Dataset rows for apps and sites
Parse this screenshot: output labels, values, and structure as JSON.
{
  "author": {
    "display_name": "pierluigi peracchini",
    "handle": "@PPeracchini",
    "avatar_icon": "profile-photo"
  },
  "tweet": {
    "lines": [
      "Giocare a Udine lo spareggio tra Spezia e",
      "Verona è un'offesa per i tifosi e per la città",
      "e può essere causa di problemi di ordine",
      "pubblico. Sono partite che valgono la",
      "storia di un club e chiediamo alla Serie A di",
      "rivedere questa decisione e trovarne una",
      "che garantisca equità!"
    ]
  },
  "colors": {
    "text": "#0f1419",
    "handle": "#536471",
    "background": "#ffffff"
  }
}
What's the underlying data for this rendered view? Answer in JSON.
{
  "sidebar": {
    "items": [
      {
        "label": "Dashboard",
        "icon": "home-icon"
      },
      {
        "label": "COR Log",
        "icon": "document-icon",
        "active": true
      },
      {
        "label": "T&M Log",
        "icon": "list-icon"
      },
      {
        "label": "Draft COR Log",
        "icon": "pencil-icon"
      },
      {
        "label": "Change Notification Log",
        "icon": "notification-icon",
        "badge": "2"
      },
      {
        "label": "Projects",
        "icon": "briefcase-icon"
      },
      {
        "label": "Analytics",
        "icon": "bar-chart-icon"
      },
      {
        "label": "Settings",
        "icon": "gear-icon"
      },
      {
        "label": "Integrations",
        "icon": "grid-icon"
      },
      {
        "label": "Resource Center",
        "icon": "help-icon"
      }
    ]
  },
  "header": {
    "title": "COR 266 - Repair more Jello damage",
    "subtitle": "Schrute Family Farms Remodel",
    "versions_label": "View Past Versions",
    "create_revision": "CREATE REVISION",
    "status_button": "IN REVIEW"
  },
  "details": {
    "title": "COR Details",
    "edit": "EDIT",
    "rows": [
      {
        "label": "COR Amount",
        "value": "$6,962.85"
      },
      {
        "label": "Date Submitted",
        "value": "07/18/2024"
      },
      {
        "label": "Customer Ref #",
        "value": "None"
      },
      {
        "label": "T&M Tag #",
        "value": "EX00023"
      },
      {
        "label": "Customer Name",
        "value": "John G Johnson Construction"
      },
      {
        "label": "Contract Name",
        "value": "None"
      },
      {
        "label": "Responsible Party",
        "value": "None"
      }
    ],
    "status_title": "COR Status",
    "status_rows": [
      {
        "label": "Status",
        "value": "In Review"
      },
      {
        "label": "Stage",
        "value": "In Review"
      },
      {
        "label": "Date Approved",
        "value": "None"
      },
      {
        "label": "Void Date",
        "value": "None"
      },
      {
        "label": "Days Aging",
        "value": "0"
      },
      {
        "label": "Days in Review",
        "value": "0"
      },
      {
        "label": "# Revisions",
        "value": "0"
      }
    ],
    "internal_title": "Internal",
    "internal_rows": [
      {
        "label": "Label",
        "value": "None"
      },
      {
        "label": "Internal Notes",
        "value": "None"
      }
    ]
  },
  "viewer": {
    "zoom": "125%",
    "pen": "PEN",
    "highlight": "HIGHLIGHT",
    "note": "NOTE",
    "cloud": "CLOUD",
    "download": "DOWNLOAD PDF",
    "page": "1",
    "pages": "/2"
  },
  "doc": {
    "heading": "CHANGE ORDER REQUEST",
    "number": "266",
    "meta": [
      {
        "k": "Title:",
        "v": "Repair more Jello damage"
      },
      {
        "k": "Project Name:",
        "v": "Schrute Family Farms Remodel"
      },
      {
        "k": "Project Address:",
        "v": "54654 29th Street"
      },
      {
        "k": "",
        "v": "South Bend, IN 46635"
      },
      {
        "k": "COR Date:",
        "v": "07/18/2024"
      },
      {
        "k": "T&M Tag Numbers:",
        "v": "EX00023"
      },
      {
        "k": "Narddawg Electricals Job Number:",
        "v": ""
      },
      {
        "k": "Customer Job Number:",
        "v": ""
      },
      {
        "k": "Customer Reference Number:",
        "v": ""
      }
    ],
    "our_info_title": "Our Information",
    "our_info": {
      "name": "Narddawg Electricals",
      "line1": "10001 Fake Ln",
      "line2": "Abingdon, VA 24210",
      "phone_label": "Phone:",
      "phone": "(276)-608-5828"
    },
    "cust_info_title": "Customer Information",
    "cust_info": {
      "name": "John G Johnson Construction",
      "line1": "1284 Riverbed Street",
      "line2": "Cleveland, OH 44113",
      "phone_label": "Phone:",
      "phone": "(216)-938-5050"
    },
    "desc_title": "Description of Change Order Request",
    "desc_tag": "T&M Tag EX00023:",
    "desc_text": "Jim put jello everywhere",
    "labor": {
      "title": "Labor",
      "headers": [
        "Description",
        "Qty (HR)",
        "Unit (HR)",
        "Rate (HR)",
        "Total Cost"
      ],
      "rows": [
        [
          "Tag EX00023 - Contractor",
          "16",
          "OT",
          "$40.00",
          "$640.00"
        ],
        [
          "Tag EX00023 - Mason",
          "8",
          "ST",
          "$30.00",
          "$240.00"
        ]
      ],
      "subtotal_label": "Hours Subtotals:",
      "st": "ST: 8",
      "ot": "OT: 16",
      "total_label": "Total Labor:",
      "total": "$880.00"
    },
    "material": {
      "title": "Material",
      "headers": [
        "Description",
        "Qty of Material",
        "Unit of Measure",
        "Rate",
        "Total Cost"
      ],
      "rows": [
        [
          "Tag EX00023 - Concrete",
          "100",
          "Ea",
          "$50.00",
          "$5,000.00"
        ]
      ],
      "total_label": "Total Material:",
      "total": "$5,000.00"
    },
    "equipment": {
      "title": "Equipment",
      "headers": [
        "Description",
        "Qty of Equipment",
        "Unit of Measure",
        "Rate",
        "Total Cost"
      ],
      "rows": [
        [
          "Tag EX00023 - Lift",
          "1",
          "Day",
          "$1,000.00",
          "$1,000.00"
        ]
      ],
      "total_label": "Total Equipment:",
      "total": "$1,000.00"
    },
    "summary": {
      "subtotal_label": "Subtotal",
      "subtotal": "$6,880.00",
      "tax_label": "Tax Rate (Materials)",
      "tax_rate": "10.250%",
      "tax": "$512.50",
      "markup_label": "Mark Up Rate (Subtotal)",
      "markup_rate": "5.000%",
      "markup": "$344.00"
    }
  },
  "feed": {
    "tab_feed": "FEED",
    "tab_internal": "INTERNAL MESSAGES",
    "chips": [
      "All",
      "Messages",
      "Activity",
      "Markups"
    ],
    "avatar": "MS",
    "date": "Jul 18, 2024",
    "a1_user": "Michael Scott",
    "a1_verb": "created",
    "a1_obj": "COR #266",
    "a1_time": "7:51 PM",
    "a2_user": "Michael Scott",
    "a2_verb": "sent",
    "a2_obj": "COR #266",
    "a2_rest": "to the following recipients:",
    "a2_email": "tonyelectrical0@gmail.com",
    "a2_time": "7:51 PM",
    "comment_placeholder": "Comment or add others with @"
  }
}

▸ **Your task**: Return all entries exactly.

▸ **Task response**:
Parse this screenshot: output labels, values, and structure as JSON.
{
  "author": {
    "display_name": "pierluigi peracchini",
    "handle": "@PPeracchini",
    "avatar_icon": "profile-photo"
  },
  "tweet": {
    "lines": [
      "Giocare a Udine lo spareggio tra Spezia e",
      "Verona è un'offesa per i tifosi e per la città",
      "e può essere causa di problemi di ordine",
      "pubblico. Sono partite che valgono la",
      "storia di un club e chiediamo alla Serie A di",
      "rivedere questa decisione e trovarne una",
      "che garantisca equità!"
    ]
  },
  "colors": {
    "text": "#0f1419",
    "handle": "#536471",
    "background": "#ffffff"
  }
}
What's the underlying data for this rendered view? Answer in JSON.
{
  "sidebar": {
    "items": [
      {
        "label": "Dashboard",
        "icon": "home-icon"
      },
      {
        "label": "COR Log",
        "icon": "document-icon",
        "active": true
      },
      {
        "label": "T&M Log",
        "icon": "list-icon"
      },
      {
        "label": "Draft COR Log",
        "icon": "pencil-icon"
      },
      {
        "label": "Change Notification Log",
        "icon": "notification-icon",
        "badge": "2"
      },
      {
        "label": "Projects",
        "icon": "briefcase-icon"
      },
      {
        "label": "Analytics",
        "icon": "bar-chart-icon"
      },
      {
        "label": "Settings",
        "icon": "gear-icon"
      },
      {
        "label": "Integrations",
        "icon": "grid-icon"
      },
      {
        "label": "Resource Center",
        "icon": "help-icon"
      }
    ]
  },
  "header": {
    "title": "COR 266 - Repair more Jello damage",
    "subtitle": "Schrute Family Farms Remodel",
    "versions_label": "View Past Versions",
    "create_revision": "CREATE REVISION",
    "status_button": "IN REVIEW"
  },
  "details": {
    "title": "COR Details",
    "edit": "EDIT",
    "rows": [
      {
        "label": "COR Amount",
        "value": "$6,962.85"
      },
      {
        "label": "Date Submitted",
        "value": "07/18/2024"
      },
      {
        "label": "Customer Ref #",
        "value": "None"
      },
      {
        "label": "T&M Tag #",
        "value": "EX00023"
      },
      {
        "label": "Customer Name",
        "value": "John G Johnson Construction"
      },
      {
        "label": "Contract Name",
        "value": "None"
      },
      {
        "label": "Responsible Party",
        "value": "None"
      }
    ],
    "status_title": "COR Status",
    "status_rows": [
      {
        "label": "Status",
        "value": "In Review"
      },
      {
        "label": "Stage",
        "value": "In Review"
      },
      {
        "label": "Date Approved",
        "value": "None"
      },
      {
        "label": "Void Date",
        "value": "None"
      },
      {
        "label": "Days Aging",
        "value": "0"
      },
      {
        "label": "Days in Review",
        "value": "0"
      },
      {
        "label": "# Revisions",
        "value": "0"
      }
    ],
    "internal_title": "Internal",
    "internal_rows": [
      {
        "label": "Label",
        "value": "None"
      },
      {
        "label": "Internal Notes",
        "value": "None"
      }
    ]
  },
  "viewer": {
    "zoom": "125%",
    "pen": "PEN",
    "highlight": "HIGHLIGHT",
    "note": "NOTE",
    "cloud": "CLOUD",
    "download": "DOWNLOAD PDF",
    "page": "1",
    "pages": "/2"
  },
  "doc": {
    "heading": "CHANGE ORDER REQUEST",
    "number": "266",
    "meta": [
      {
        "k": "Title:",
        "v": "Repair more Jello damage"
      },
      {
        "k": "Project Name:",
        "v": "Schrute Family Farms Remodel"
      },
      {
        "k": "Project Address:",
        "v": "54654 29th Street"
      },
      {
        "k": "",
        "v": "South Bend, IN 46635"
      },
      {
        "k": "COR Date:",
        "v": "07/18/2024"
      },
      {
        "k": "T&M Tag Numbers:",
        "v": "EX00023"
      },
      {
        "k": "Narddawg Electricals Job Number:",
        "v": ""
      },
      {
        "k": "Customer Job Number:",
        "v": ""
      },
      {
        "k": "Customer Reference Number:",
        "v": ""
      }
    ],
    "our_info_title": "Our Information",
    "our_info": {
      "name": "Narddawg Electricals",
      "line1": "10001 Fake Ln",
      "line2": "Abingdon, VA 24210",
      "phone_label": "Phone:",
      "phone": "(276)-608-5828"
    },
    "cust_info_title": "Customer Information",
    "cust_info": {
      "name": "John G Johnson Construction",
      "line1": "1284 Riverbed Street",
      "line2": "Cleveland, OH 44113",
      "phone_label": "Phone:",
      "phone": "(216)-938-5050"
    },
    "desc_title": "Description of Change Order Request",
    "desc_tag": "T&M Tag EX00023:",
    "desc_text": "Jim put jello everywhere",
    "labor": {
      "title": "Labor",
      "headers": [
        "Description",
        "Qty (HR)",
        "Unit (HR)",
        "Rate (HR)",
        "Total Cost"
      ],
      "rows": [
        [
          "Tag EX00023 - Contractor",
          "16",
          "OT",
          "$40.00",
          "$640.00"
        ],
        [
          "Tag EX00023 - Mason",
          "8",
          "ST",
          "$30.00",
          "$240.00"
        ]
      ],
      "subtotal_label": "Hours Subtotals:",
      "st": "ST: 8",
      "ot": "OT: 16",
      "total_label": "Total Labor:",
      "total": "$880.00"
    },
    "material": {
      "title": "Material",
      "headers": [
        "Description",
        "Qty of Material",
        "Unit of Measure",
        "Rate",
        "Total Cost"
      ],
      "rows": [
        [
          "Tag EX00023 - Concrete",
          "100",
          "Ea",
          "$50.00",
          "$5,000.00"
        ]
      ],
      "total_label": "Total Material:",
      "total": "$5,000.00"
    },
    "equipment": {
      "title": "Equipment",
      "headers": [
        "Description",
        "Qty of Equipment",
        "Unit of Measure",
        "Rate",
        "Total Cost"
      ],
      "rows": [
        [
          "Tag EX00023 - Lift",
          "1",
          "Day",
          "$1,000.00",
          "$1,000.00"
        ]
      ],
      "total_label": "Total Equipment:",
      "total": "$1,000.00"
    },
    "summary": {
      "subtotal_label": "Subtotal",
      "subtotal": "$6,880.00",
      "tax_label": "Tax Rate (Materials)",
      "tax_rate": "10.250%",
      "tax": "$512.50",
      "markup_label": "Mark Up Rate (Subtotal)",
      "markup_rate": "5.000%",
      "markup": "$344.00"
    }
  },
  "feed": {
    "tab_feed": "FEED",
    "tab_internal": "INTERNAL MESSAGES",
    "chips": [
      "All",
      "Messages",
      "Activity",
      "Markups"
    ],
    "avatar": "MS",
    "date": "Jul 18, 2024",
    "a1_user": "Michael Scott",
    "a1_verb": "created",
    "a1_obj": "COR #266",
    "a1_time": "7:51 PM",
    "a2_user": "Michael Scott",
    "a2_verb": "sent",
    "a2_obj": "COR #266",
    "a2_rest": "to the following recipients:",
    "a2_email": "tonyelectrical0@gmail.com",
    "a2_time": "7:51 PM",
    "comment_placeholder": "Comment or add others with @"
  }
}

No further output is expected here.